You've upgraded to the latest smartphone, laptop or TV – now, what to do with your old gear? Learn how to trade in your gently used electronics for cash, or donate gadgets at the end of their lifespan.
Available in a mall near you, consider this the tech equivalent of Coinstar. Each ecoATM guides sellers through a step-by-step process of scanning an iPhone, MP3 player or tablet for its estimated resale value. Once personal information like a driver's license ID (used to deter theft and criminal resale), is uploaded, the kiosk offers a cash value that you can walk away with that same day.
I love the convenience and reach of Craigslist for selling things locally. When writing your Craigslist ad, do a little market research and see how other users are pricing comparable goods. If you price, say, a camera lens for a $100 more than others selling the same thing, don't expect to get a lot of bites.
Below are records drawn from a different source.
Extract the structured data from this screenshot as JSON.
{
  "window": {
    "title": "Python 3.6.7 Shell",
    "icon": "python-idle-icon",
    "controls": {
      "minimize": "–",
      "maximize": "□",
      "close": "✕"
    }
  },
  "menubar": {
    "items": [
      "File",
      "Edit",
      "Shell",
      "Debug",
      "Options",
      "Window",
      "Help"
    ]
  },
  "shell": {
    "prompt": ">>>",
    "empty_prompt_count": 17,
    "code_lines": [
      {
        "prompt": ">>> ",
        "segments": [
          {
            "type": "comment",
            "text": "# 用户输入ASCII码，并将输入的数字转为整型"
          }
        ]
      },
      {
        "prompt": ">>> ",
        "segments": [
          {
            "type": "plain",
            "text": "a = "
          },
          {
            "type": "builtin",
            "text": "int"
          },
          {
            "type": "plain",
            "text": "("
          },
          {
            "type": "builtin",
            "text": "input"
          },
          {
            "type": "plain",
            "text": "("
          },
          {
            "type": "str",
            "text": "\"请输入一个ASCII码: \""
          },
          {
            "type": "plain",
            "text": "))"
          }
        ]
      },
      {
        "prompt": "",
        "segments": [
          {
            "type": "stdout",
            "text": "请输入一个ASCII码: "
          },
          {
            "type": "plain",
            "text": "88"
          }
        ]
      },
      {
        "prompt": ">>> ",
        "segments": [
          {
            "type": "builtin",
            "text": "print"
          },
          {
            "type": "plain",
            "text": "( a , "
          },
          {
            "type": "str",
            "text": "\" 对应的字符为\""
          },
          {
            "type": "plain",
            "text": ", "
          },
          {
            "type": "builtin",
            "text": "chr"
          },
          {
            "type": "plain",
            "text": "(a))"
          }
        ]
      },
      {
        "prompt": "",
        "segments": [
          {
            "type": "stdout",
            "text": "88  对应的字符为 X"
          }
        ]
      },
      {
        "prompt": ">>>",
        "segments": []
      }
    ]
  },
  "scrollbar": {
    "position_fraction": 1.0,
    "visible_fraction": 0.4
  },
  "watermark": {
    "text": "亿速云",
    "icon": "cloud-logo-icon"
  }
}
And always make sure to upload only the most glamorous shots of the tech to grab buyers' attention.
Trade It In
Major retailers like Best Buy (pictured), Walmart, Target, Amazon and even Apple offer the opportunity to exchange gently used gadgets for gift cards that can be used to buy more electronics or, you know, toilet paper. Your choice.
Find an Online Electronics Market
The business of electronics reselling is booming – great for sellers looking for top dollar. Gadget markets like Gazelle, NextWorth and uSell make selling old iPhones, laptops and tablets almost as painless as ordering your morning coffee, and they'll send you a pre-paid shipping label if you like the price. Brilliant.
Hire a Virtual Sales Assistant
The smartest way to sell your gear online is to get someone else to do it for you. Glyde is one effortless option: Answer a few questions about the product, then Glyde will do all the background bartering on your behalf. Once the product — be it a gaming console or point-and-shoot camera — is sold, print the Glyde shipping label, send it off and look for your money in less than a week. Valet from eBay is another hard-to-beat concierge service, only requiring you to take a few pictures of the item being sold. A "valet" then responds with a value range and will send you a free box in which to ship the item. Products usually sell through Valet in seven days, which is when you'll receive payment.
Use Your Real-Life Social Network
Go retro and tell friends, family and acquaintances in person about the tablet or TV you're selling. Chances are good they'll know someone that doesn't want to pay full retail and pass your info along. Post on Facebook or Twitter to let every last one of your friends know at once. Who knows, maybe the girl that sat next to you in freshman biology years ago really needs a new flat screen.
Tech for Karma
If there's a school or charity nearby that you'd love to support, skip the for-profit model and donate the old technology to organizations in need. Goodwill even has an Impact Calculator on its website to show how an electronics donation can help your community.
Even if It's Broke
What to do when your gear is a little less "gently used" and a little more "totally trashed"? BuyMyTronics offers money even for broken and defective products. Sell pretty much any gadget under the sun here, from a Nokia flip phone to a graphing calculator.
Recycle, Close the Loop
Step away from the trash can and repeat after me: "No gadget of mine will end up in a landfill." Ensure old batteries and electronics parts don't contribute to the pollution of the planet, and find an e-cycling center near you. 1800Recycling.com lists resources by ZIP code of where tech can be responsibly dropped off or mailed in.